A US-army major stationed in Baghdad was given the task of curbing the violent riots in the local plaza. Instead of sending his troops in “gung-ho” with gunfire, the major simply had the food vendors removed. And the riots ceased.
When the major was asked how he knew removing the food vendors would put an end to the riots, his answer was, “understanding habits.” The food vendors attracted people; crowds would gather and after they ate, the socializing became hostile. By removing one simple aspect, he broke the chain of events and broke the cycle that led to the riots.
You can break your bad habits with the same strategy. Charles Duhigg, author of The Power of Habit, explains the three key stages of habit-formation:

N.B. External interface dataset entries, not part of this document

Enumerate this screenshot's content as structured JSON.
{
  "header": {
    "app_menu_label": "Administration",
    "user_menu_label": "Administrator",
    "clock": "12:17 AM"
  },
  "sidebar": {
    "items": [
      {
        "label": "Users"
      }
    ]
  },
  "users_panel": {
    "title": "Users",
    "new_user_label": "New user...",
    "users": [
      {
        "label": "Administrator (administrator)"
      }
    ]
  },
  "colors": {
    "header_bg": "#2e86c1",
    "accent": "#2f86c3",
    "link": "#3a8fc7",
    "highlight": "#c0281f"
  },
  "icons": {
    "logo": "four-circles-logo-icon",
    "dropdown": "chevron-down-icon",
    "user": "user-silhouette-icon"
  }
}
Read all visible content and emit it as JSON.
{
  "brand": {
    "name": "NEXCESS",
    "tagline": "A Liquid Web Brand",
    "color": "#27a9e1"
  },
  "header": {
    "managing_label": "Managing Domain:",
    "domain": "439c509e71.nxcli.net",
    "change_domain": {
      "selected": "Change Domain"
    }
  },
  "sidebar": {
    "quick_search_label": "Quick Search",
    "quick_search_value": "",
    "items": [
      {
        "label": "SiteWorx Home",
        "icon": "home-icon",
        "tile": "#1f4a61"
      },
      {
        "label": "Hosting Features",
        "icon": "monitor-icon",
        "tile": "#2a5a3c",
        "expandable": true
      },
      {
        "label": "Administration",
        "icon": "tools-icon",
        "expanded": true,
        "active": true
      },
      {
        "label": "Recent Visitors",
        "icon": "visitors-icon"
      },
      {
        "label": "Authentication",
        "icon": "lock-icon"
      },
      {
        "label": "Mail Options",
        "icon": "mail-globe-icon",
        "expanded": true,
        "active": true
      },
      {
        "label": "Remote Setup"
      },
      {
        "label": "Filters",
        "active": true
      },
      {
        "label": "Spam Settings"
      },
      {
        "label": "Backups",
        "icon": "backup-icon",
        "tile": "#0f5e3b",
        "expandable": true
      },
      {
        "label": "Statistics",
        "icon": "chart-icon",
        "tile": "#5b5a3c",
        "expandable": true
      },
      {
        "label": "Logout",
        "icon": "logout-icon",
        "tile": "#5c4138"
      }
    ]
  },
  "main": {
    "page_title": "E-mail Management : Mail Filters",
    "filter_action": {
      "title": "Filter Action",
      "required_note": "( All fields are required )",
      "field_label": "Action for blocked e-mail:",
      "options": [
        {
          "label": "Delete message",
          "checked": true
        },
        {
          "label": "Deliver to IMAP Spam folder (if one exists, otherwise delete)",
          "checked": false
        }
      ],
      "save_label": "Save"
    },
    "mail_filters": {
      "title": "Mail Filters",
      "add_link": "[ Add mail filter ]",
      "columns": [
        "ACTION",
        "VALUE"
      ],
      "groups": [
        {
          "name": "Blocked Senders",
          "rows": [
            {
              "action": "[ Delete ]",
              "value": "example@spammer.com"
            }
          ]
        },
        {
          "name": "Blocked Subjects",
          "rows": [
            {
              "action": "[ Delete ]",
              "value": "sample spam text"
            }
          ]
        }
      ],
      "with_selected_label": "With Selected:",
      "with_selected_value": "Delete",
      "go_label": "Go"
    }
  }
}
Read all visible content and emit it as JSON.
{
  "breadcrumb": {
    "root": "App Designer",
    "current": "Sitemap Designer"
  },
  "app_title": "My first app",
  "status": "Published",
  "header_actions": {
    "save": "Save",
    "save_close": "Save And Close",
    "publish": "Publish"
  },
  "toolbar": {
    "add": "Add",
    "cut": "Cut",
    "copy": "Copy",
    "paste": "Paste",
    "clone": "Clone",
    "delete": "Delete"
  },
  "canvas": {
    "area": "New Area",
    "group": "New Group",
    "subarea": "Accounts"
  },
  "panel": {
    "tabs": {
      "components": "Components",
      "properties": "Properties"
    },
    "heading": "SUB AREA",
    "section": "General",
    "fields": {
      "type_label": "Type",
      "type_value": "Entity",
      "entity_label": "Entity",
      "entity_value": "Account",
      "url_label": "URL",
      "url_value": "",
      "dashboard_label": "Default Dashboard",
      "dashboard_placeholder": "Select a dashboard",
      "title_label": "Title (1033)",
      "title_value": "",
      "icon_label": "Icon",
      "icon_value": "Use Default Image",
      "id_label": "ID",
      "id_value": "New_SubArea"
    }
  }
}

The cue: This is the trigger that initiates the behavior, which becomes the habit. It could be a time of day when you drive past the donut shop or a social-media notification that leads you to procrastination. It is the spark that leads to the routine.
The routine: The routine is the actual behavior. Duhigg gives a personal example — at 3:30 pm each day, he’d look at the clock and get a craving for a cookie. He’d then go to the cafeteria, buy a cookie, and eat it while chatting with co-workers. That was his habitual routine.
The reward: The reward is the release of brain chemicals following your specific routine. This is what reinforces your “bad” behavior. Your brain is experiencing “happy chemicals” even though you’re doing something you want to stop doing.
Related: How to Break a Bad Habit — for Good
Now that we have deconstructed the habit, here are two steps to break them:
Using the three stages of cue, routine and reward, you need to deconstruct your bad habits. Uncover what your triggers are, take a step back and look at the automated routine you’re engaging in, and then realize that you’re giving yourself a false reward.
You need to pinpoint your moments of weakness. This means being honest with yourself. Keep in mind, removing just one of the three key factors can be enough to break down the entire bad habit.
For Duhigg, his real reason for getting the cookie was not that he loved sugar, but simply that he enjoyed chatting with his coworkers. When he realized that he could socialize without buying a cookie, he broke the bad habit.
2. Replace or redeem
Some habits need to be stopped, cold-turkey. Other habits can be replaced with healthier options or redeemed with slight alterations. Rather than snacking on Reese’s Pieces, have some dark chocolate. If you chew on your nails when you are nervous, carry some chewing gum with you. Instead of checking your social media accounts, read an intellectually stimulating article.
Start today. Now that you know the three key stages of habit-formation, you can work on breaking down your bad habits immediately.